#### Transcript Standardized Testing (1)

Standardized Testing (1) EDU 330: Educational Psychology Daniel Moos Standardized testing: Warm-up activity Think about a time when you took a standardized test (e.g., SAT, ACT) and reflect on the following questions: 1) 2) 3) 4) When you received your score for this test, did you know how to interpret the score? Did you feel as though the test was an accurate assessment? How should standardized tests be used? Is there a place for standardized tests in education? Why or why not?

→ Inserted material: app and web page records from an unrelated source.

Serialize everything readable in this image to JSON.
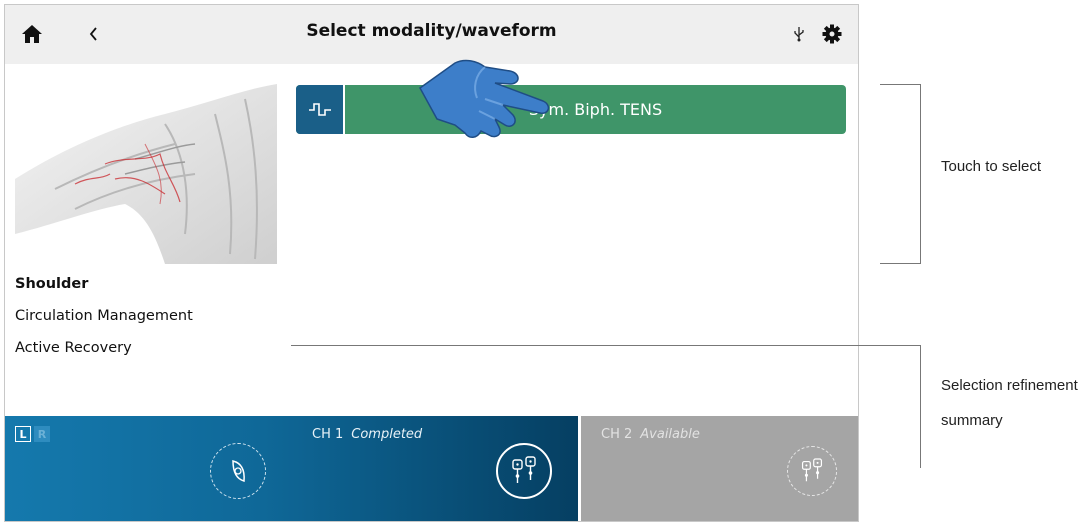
{
  "header": {
    "title": "Select modality/waveform"
  },
  "icons": {
    "home": "home-icon",
    "back": "chevron-left-icon",
    "usb": "usb-icon",
    "settings": "gear-icon"
  },
  "left_panel": {
    "body_part": "Shoulder",
    "lines": [
      "Circulation Management",
      "Active Recovery"
    ]
  },
  "waveform_option": {
    "label": "Sym. Biph. TENS"
  },
  "channels": {
    "ch1": {
      "name": "CH 1",
      "status": "Completed",
      "sides": [
        "L",
        "R"
      ],
      "active_side": "L"
    },
    "ch2": {
      "name": "CH 2",
      "status": "Available"
    }
  },
  "annotations": {
    "touch": "Touch to select",
    "summary_line1": "Selection refinement",
    "summary_line2": "summary"
  },
  "colors": {
    "option_green": "#3f9569",
    "wave_icon_blue": "#1a5f88",
    "ch1_blue": "#1579ad",
    "ch2_grey": "#a5a5a5"
  }
}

Validity, continued Type Description Content validity Ability to appropriately sample the content taught and accurately measure the extent to which students understand the content; i.e. the extent to which test content is consistent with curriculum objectives Predictive validity Ability to gauge a learner’s future performance; determined by comparing test results with other measures (i.e. GPA) Construct validity Logical connection with the area it is designed to measure; determined by professional assessment Classroom Assessment: Validity & reliability Statistics and standard scores (1) Evaluating results of standardized tests through descriptive statistics (Measures of central tendency): (1) Mean: Average score (2) Median: Middle score in the distribution (3) Mode: Most frequent score (4) Range: Distance between top and bottom score in distribution Statistics and standard scores (2) How should you use mean, median, mode, and range to interpret the results? 70, 80, 80, 80, 90 Mean: (400/5) = 80 Median: 80 Mode: 80 Range: (90-70) = 20 Statistics and standard scores (3) How should you use mean, median, mode, and range to interpret the results? (continued) 20, 80, 80, 80, 90 Mean: (350/5) = 70 Median: 80 Mode: 80 Range: (90-20) = 70 Statistics and standard scores (4) How should you use mean, median, mode, and range to interpret the results? (continued) 60, 60, 80, 100, 100 Mean: (400/5) = 80 Median: 80 Mode: 60, 100 Range: (100 – 60) = 40 Statistics and standard scores (5) Standard Deviation (SD): Statistical measure of spread of scores If data points are close to mean, then SD ≈ 0 If many data points are not close to mean, then SD > Formula Example on board Example: Mean of scores is 40 and standard deviation of 4 28 32 36 40 44 48 52 0% 2% 16% 84% 98% 100% 50% Statistics and standard scores (6) Evaluating standardized tests through descriptive statistics, continued Standard Error of Measurement Due to measurement error, scores represent an approximation of student’s “true” score Example: Dan obtains a score of 54 on a standardized test. If the standard error of measurement is 3, then the range of Dan’s true score would be 51 to 57. Normal Distribution: Mean, median and mode are (roughly) equal; scores distribute themselves symmetrically in a bell-shaped curve Statistics and standard scores Raw Scores: What do they really mean? Percentiles (also call Percentile Ranks): ≠ percentages Rankings may not be equal; example: (7) raw score of 58 = 90th percentile raw score of 56 = 80th percentile Raw score of 54 = 60th percentile Stanines: • Grade equivalents: Compares scores with particular age group (1st digit = grade, 2nd digit = month); Grade equivalent for total reading of 8.4 means __ ? Range: 1 to 9 Stanine 5 = center of distribution One Stanine above/below = +/- 0.5 SD Stanine 6 = +0.5 SD; Stanine 4 = -0.5 SD; Stanine 8 = __SD Statistics and standard scores (8): Ending Exercises (1) A superintendent from New Hampshire says: “Standardized testing has its place -- but standardized testing should only be one piece of the picture of a child's performance or a school/district's performance at a given time. It is essential to educate ourselves and our communities about what standardized testing measures -- and what it does not measure…. I like the analogy that standardized testing is a snapshot that is one entry into an album about a child or school” Ending Exercises (2) A high school science teacher from Washington, DC says: “I think they can limit the teaching environment because you end up teaching to the test. I think they can ultimately narrow the curriculum…. They do provide a basis, are consistent because the scorer cannot be biased since there is only one answer (that is, if it is multiple choice!)…. I have always created my own tests, never have I used a ‘book test’...I feel this way my students have the opportunity to demonstrate what they know through short answer, longer essays, etc.” Ending Exercises (3) A high school senior from Washington, DC says: “ I don’t know. I guess they are important, but I don’t think one test can really tell you how good a student I am…or even tell you how much I have learned. I just get real nervous when I take them because they are important, but it is kind of a one shot deal. I don’t think that is very fair.” Ending Exercises (4) (1) (2) In your opinion, what are the pros and cons in using student performance on standardized tests to evaluate teachers? Please reference at least one concept we have talked about today (e.g., functions such as assessments and evaluation; statistical issues such as central tendency, validity) The correlation between SAT and college grades is .42 (Shepard, 1993). Why do you think there is not a stronger positive relationship between these two?